What to do:
Across all the records below, count the lines that hold "value". State only that figure.

(Component data from apps and pages)
┌────────

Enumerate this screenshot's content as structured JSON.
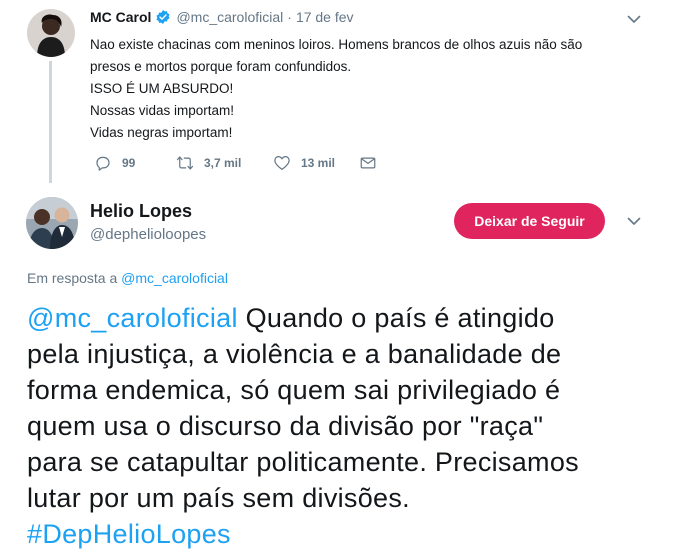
{
  "tweet1": {
    "name": "MC Carol",
    "handle": "@mc_caroloficial",
    "separator": "·",
    "time": "17 de fev",
    "lines": [
      "Nao existe chacinas com meninos loiros. Homens brancos de olhos azuis não são",
      "presos e mortos porque foram confundidos.",
      "ISSO É UM ABSURDO!",
      "Nossas vidas importam!",
      "Vidas negras importam!"
    ],
    "replies": "99",
    "retweets": "3,7 mil",
    "likes": "13 mil"
  },
  "tweet2": {
    "name": "Helio Lopes",
    "handle": "@dephelioloopes",
    "follow_label": "Deixar de Seguir",
    "reply_prefix": "Em resposta a",
    "reply_handle": "@mc_caroloficial",
    "mention": "@mc_caroloficial",
    "lines": [
      " Quando o país é atingido",
      "pela injustiça, a violência e a banalidade de",
      "forma endemica, só quem sai privilegiado é",
      "quem usa o discurso da divisão por \"raça\"",
      "para se catapultar politicamente. Precisamos",
      "lutar por um país sem divisões."
    ],
    "hashtag": "#DepHelioLopes"
  },
  "colors": {
    "link": "#1da1f2",
    "secondary_text": "#657786",
    "unfollow_button": "#e0245e",
    "thread_line": "#ccd6dd"
  },
  "icons": [
    "verified-badge-icon",
    "chevron-down-icon",
    "reply-icon",
    "retweet-icon",
    "heart-icon",
    "direct-message-icon"
  ]
}
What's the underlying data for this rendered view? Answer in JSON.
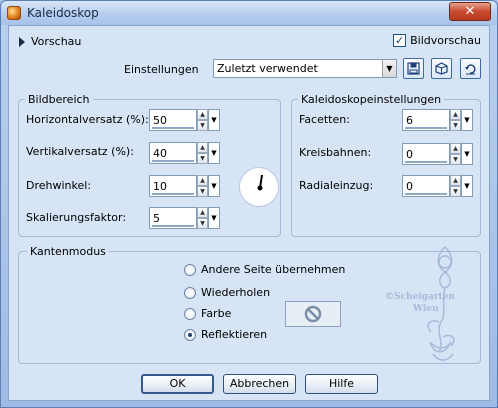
{
  "window": {
    "title": "Kaleidoskop",
    "close_label": "✕"
  },
  "preview": {
    "label": "Vorschau",
    "checkbox_label": "Bildvorschau",
    "checked": true
  },
  "settings": {
    "label": "Einstellungen",
    "value": "Zuletzt verwendet"
  },
  "bildbereich": {
    "title": "Bildbereich",
    "fields": [
      {
        "label": "Horizontalversatz (%):",
        "value": "50"
      },
      {
        "label": "Vertikalversatz (%):",
        "value": "40"
      },
      {
        "label": "Drehwinkel:",
        "value": "10"
      },
      {
        "label": "Skalierungsfaktor:",
        "value": "5"
      }
    ]
  },
  "kaleido": {
    "title": "Kaleidoskopeinstellungen",
    "fields": [
      {
        "label": "Facetten:",
        "value": "6"
      },
      {
        "label": "Kreisbahnen:",
        "value": "0"
      },
      {
        "label": "Radialeinzug:",
        "value": "0"
      }
    ]
  },
  "kantenmodus": {
    "title": "Kantenmodus",
    "options": [
      "Andere Seite übernehmen",
      "Wiederholen",
      "Farbe",
      "Reflektieren"
    ],
    "selected": "Reflektieren"
  },
  "buttons": {
    "ok": "OK",
    "cancel": "Abbrechen",
    "help": "Hilfe"
  },
  "watermark": {
    "line1": "©Scheigarten",
    "line2": "Wien"
  },
  "icons": [
    "dropdown-arrow-icon",
    "save-preset-icon",
    "reset-icon",
    "undo-icon",
    "spin-up-icon",
    "spin-down-icon",
    "no-color-icon"
  ],
  "colors": {
    "accent": "#2e4f86",
    "dialog_bg": "#d6e4f5",
    "title_bar": "#b5cdee",
    "close": "#c74b30"
  }
}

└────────

Completed exercise:
8